- What the exercise asks:
Find the lines below that contain the string "Adang". Copy each one.

*** Dataset extract ***

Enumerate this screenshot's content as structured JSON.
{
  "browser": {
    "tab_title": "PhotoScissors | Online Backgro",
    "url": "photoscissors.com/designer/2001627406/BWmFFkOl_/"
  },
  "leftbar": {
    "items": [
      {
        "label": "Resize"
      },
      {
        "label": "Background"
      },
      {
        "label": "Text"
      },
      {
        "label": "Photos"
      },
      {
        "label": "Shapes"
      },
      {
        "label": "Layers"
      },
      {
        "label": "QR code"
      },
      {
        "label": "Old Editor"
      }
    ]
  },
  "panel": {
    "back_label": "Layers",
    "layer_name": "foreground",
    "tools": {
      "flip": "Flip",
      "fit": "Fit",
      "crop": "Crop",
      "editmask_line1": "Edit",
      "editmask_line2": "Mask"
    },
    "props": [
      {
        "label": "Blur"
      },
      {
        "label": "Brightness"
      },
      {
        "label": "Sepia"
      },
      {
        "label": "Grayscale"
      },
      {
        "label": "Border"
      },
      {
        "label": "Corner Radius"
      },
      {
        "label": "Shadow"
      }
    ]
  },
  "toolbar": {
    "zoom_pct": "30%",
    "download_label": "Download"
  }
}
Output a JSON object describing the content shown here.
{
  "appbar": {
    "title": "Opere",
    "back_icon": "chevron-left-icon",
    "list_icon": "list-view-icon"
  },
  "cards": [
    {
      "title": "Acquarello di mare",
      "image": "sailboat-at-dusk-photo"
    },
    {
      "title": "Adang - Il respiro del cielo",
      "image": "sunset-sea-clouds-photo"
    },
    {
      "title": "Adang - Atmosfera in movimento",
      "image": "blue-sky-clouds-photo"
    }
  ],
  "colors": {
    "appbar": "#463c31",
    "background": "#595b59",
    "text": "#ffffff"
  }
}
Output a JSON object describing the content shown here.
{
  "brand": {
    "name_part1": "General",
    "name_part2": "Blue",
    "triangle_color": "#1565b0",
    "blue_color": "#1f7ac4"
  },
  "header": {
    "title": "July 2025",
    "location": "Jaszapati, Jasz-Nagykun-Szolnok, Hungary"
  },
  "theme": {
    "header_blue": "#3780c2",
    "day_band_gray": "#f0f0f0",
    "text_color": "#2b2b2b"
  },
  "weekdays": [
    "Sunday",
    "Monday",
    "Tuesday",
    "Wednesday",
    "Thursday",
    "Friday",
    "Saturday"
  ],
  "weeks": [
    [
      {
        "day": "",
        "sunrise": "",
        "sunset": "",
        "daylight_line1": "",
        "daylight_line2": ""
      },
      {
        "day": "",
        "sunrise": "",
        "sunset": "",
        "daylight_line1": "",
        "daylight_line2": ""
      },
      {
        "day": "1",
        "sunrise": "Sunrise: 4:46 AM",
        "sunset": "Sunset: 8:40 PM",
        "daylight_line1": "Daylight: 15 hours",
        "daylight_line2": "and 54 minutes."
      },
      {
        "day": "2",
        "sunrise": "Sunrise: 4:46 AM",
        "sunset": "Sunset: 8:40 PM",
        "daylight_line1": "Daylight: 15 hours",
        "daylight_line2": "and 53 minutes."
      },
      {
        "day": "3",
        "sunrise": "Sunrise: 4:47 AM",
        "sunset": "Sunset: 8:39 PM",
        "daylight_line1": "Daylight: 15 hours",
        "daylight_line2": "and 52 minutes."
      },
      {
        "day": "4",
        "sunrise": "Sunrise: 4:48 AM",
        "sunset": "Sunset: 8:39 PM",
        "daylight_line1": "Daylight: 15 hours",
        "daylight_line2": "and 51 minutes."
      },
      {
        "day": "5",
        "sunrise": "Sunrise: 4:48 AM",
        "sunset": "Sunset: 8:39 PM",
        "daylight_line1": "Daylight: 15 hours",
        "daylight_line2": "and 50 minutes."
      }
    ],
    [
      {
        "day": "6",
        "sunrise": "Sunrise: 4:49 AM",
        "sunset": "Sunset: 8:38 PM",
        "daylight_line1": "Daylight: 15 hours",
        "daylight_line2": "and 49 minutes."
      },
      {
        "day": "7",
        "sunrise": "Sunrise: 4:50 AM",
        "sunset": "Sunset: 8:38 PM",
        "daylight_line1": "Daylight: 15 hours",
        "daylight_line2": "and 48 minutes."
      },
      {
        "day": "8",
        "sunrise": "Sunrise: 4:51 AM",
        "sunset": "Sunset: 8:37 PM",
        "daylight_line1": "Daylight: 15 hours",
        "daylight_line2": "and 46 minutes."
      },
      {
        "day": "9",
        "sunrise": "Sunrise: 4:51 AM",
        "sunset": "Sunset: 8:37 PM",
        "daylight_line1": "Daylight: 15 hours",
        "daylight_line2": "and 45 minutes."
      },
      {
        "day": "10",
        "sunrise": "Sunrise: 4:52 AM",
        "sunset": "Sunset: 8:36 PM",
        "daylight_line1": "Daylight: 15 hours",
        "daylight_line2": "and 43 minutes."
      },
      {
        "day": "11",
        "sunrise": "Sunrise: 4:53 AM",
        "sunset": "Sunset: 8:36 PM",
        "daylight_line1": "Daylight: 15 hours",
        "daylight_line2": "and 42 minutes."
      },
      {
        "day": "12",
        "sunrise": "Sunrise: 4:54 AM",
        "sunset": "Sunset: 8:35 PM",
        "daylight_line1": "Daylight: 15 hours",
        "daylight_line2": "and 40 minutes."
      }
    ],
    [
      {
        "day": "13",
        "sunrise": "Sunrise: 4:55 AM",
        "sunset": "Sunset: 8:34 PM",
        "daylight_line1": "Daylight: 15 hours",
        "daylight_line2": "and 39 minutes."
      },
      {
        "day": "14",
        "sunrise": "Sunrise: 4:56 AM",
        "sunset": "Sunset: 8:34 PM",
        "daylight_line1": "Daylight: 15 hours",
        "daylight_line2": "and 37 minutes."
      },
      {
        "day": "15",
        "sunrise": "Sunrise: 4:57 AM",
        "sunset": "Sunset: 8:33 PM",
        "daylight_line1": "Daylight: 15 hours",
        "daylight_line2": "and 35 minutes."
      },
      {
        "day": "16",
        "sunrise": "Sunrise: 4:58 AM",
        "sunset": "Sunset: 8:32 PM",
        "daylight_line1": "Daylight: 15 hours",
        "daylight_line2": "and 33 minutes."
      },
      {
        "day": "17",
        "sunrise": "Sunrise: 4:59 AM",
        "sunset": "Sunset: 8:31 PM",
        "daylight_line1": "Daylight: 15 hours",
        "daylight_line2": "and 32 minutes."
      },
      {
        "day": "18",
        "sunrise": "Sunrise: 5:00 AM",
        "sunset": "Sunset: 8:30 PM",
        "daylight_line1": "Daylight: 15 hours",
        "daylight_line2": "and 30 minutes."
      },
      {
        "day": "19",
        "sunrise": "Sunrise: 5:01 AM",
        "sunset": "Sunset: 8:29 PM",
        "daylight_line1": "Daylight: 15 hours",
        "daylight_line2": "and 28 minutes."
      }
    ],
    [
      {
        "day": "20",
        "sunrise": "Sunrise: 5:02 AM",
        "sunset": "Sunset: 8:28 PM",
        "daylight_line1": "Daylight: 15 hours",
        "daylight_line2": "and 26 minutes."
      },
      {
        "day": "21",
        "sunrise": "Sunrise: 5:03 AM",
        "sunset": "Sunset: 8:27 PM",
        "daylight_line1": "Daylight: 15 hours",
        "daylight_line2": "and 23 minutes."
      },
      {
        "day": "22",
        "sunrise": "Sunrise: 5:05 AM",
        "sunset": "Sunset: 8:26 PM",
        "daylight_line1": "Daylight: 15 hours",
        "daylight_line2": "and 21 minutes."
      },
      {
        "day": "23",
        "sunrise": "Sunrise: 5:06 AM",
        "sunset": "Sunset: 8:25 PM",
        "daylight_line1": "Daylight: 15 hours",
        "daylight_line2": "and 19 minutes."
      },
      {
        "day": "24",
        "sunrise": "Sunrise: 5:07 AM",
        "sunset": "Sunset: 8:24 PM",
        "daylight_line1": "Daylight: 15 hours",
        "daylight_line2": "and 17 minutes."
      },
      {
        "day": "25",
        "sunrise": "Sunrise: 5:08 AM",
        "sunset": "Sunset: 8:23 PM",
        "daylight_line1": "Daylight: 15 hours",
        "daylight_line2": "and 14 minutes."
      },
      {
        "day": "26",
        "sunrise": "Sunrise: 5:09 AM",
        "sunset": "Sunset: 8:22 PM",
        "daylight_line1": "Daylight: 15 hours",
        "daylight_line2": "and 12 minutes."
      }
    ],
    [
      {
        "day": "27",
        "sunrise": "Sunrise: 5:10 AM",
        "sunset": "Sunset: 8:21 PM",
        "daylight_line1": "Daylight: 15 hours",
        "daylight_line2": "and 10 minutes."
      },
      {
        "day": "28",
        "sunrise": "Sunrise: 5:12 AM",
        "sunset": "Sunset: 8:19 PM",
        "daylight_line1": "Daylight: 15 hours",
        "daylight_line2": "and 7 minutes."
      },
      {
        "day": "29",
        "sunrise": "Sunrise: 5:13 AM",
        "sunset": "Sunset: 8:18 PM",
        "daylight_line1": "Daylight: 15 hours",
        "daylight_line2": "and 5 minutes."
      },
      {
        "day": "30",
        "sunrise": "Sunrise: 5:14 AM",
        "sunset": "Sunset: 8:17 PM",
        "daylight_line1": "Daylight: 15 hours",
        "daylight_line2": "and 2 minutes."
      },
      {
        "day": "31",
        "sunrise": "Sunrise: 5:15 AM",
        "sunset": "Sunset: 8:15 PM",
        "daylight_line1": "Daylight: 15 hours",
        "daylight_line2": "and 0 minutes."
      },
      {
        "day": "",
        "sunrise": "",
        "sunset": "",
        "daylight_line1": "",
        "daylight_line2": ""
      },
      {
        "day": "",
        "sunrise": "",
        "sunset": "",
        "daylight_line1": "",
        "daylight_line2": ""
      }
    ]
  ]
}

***

- Task output:
      "title": "Adang - Il respiro del cielo",
      "title": "Adang - Atmosfera in movimento",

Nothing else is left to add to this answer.